--- START ---

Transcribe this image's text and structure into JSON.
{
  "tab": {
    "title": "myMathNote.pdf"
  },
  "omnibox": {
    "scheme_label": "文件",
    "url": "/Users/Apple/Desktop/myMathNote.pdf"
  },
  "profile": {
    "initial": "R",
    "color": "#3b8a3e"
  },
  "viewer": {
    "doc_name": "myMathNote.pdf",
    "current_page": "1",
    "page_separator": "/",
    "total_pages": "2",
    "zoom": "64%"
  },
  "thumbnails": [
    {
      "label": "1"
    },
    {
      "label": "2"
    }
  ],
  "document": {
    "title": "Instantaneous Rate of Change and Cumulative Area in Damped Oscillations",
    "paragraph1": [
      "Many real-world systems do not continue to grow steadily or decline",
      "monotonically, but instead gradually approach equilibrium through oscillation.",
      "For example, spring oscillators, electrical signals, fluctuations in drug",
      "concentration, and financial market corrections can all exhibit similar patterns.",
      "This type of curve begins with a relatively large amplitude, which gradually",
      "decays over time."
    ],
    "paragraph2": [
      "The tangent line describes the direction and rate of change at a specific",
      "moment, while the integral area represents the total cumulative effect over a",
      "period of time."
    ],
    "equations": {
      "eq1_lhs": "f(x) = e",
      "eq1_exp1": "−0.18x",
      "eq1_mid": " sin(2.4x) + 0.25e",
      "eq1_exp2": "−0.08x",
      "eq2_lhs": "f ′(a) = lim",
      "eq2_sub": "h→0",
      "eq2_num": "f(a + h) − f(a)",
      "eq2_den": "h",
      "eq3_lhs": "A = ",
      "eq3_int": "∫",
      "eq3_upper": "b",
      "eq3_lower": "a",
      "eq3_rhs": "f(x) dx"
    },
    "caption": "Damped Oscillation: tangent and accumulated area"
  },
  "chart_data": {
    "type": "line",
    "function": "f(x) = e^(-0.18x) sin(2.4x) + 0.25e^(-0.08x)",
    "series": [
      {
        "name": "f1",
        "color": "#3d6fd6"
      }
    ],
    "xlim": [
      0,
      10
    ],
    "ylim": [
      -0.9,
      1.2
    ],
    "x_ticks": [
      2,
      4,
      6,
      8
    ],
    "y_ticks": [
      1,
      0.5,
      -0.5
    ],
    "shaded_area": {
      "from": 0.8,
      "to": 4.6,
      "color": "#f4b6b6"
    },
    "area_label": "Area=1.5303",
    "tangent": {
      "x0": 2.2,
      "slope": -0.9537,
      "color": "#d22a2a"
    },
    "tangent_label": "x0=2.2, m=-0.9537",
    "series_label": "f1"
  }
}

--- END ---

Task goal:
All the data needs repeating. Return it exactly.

Answer to this task:
Transcribe this image's text and structure into JSON.
{
  "tab": {
    "title": "myMathNote.pdf"
  },
  "omnibox": {
    "scheme_label": "文件",
    "url": "/Users/Apple/Desktop/myMathNote.pdf"
  },
  "profile": {
    "initial": "R",
    "color": "#3b8a3e"
  },
  "viewer": {
    "doc_name": "myMathNote.pdf",
    "current_page": "1",
    "page_separator": "/",
    "total_pages": "2",
    "zoom": "64%"
  },
  "thumbnails": [
    {
      "label": "1"
    },
    {
      "label": "2"
    }
  ],
  "document": {
    "title": "Instantaneous Rate of Change and Cumulative Area in Damped Oscillations",
    "paragraph1": [
      "Many real-world systems do not continue to grow steadily or decline",
      "monotonically, but instead gradually approach equilibrium through oscillation.",
      "For example, spring oscillators, electrical signals, fluctuations in drug",
      "concentration, and financial market corrections can all exhibit similar patterns.",
      "This type of curve begins with a relatively large amplitude, which gradually",
      "decays over time."
    ],
    "paragraph2": [
      "The tangent line describes the direction and rate of change at a specific",
      "moment, while the integral area represents the total cumulative effect over a",
      "period of time."
    ],
    "equations": {
      "eq1_lhs": "f(x) = e",
      "eq1_exp1": "−0.18x",
      "eq1_mid": " sin(2.4x) + 0.25e",
      "eq1_exp2": "−0.08x",
      "eq2_lhs": "f ′(a) = lim",
      "eq2_sub": "h→0",
      "eq2_num": "f(a + h) − f(a)",
      "eq2_den": "h",
      "eq3_lhs": "A = ",
      "eq3_int": "∫",
      "eq3_upper": "b",
      "eq3_lower": "a",
      "eq3_rhs": "f(x) dx"
    },
    "caption": "Damped Oscillation: tangent and accumulated area"
  },
  "chart_data": {
    "type": "line",
    "function": "f(x) = e^(-0.18x) sin(2.4x) + 0.25e^(-0.08x)",
    "series": [
      {
        "name": "f1",
        "color": "#3d6fd6"
      }
    ],
    "xlim": [
      0,
      10
    ],
    "ylim": [
      -0.9,
      1.2
    ],
    "x_ticks": [
      2,
      4,
      6,
      8
    ],
    "y_ticks": [
      1,
      0.5,
      -0.5
    ],
    "shaded_area": {
      "from": 0.8,
      "to": 4.6,
      "color": "#f4b6b6"
    },
    "area_label": "Area=1.5303",
    "tangent": {
      "x0": 2.2,
      "slope": -0.9537,
      "color": "#d22a2a"
    },
    "tangent_label": "x0=2.2, m=-0.9537",
    "series_label": "f1"
  }
}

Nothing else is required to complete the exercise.